The GLC’s passenger-car stablemates are also sweeter to drive, though this SUV is respectably accomplished. While the GLCs we drove at the international launch in July were all fitted with optional ‘Air Body Control’ suspension – featuring multi-chamber air springs, adaptive dampers, self-levelling and height adjustment – the local launch cars were steel-sprung with fixed-rate dampers. Apparently, the adaptive dampers we were told would be part of the steel-sprung set-up is false.
On the multi-faceted roads of Victoria’s Yarra Ranges, the GLC impressed with its quietness and generally plush and absorbent ride, even on the 255/45R20s worn by both 250 variants. However, the standard suspension kisses its bump stops on big hits, and there’s a lack of damping resistance as the pace gets serious. Selecting Sport mode removes any inconsistency to the steering’s weighting, making the stock GLC point with greater cohesion, but anyone who truly values dynamics should head straight for Air Body Control ($2490 extra). Or at least the AMG Line package ($2990) that brings sports suspension (but not ABC), as well as multi-spoke 20s, a subtle bodykit, privacy glass, sports pedals and a flat-bottomed steering wheel.

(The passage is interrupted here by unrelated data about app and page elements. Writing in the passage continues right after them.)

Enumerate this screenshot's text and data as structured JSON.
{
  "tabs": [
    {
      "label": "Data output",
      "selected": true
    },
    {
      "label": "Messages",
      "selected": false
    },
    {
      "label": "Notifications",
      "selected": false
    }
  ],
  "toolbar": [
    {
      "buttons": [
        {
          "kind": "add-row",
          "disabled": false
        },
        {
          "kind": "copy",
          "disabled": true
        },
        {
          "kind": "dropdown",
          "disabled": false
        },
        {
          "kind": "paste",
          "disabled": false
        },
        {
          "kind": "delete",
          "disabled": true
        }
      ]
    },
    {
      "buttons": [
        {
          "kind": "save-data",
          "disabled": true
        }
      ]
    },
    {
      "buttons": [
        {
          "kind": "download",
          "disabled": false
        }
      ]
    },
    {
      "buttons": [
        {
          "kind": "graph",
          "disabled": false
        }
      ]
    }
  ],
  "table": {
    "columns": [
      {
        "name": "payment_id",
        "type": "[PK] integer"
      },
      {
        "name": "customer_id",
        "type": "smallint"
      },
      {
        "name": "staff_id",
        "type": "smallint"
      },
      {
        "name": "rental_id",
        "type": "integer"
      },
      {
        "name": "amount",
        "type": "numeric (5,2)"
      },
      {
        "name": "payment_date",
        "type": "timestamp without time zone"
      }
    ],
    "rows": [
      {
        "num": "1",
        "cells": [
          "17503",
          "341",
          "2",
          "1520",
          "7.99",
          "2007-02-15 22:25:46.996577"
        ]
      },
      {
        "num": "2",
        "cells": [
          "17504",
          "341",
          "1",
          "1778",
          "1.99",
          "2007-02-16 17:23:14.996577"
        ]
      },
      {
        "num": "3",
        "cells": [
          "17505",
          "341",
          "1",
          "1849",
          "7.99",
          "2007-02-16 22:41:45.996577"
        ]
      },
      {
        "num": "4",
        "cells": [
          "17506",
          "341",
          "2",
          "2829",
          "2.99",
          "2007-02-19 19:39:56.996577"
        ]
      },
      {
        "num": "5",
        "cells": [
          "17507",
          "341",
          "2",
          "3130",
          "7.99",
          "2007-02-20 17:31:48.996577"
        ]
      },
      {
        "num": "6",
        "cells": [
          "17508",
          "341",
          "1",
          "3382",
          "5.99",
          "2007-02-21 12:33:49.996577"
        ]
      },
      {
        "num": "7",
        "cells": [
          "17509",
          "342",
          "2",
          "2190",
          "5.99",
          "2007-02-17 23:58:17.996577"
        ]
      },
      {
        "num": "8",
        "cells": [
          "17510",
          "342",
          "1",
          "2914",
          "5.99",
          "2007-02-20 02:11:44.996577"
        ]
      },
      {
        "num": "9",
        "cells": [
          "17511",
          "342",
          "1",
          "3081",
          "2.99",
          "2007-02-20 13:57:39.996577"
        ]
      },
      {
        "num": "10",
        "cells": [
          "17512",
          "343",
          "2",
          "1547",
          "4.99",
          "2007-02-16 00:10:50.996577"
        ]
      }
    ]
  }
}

Thankfully, the annoying and ugly side steps fitted standard to Aussie GLCs are a delete option.
While performance enthusiasts should wait for the 270kW 3.0-litre twin-turbo V6 (in the GLC450 AMG) to arrive in mid-2016, the 220d, 250 and 250d variants all perform well. The base 125kW/400Nm diesel is a fairly sweet thing, if lacking the sportier zest of the 155kW/350Nm 2.0-litre turbo-petrol, while the 150kW/500Nm 250d feels smoother and more polished than the example we drove several months ago. Benz’s 9G-tronic nine-speed automatic also performed faultlessly, with more than enough ratios for the 250d’s torque.
But it’s the GLC’s premium interior, and its superb widescreen forward view, that is guaranteed to make this SUV the one to have for summer 2015-16. About the only thing the base $64,500 220d is lacking is genuine leather, though the seats themselves are among the best there is in GLC’s competitor set. And if you have a play with Mercedes-Benz’s tempting options packages (such as the Comand pack with premium multimedia and centre screen, plus internet and a fabulous 13-speaker Burmester stereo for $2990), then the GLC stretches even further into super-luxe territory.
Talk about all good things to those who wait.
Model: Mercedes-Benz GLC250d 4matic
Engine: 2143cc 4cyl, dohc, 16v, turbo, TD
Max power: 150kW @ 3800rpm
Max torque: 500Nm @ 1600-1800rpm
Transmission: 9-speed automatic
0-100km/h: 7.6sec (claimed)
Fuel economy: 5.7L/100km
On sale: Now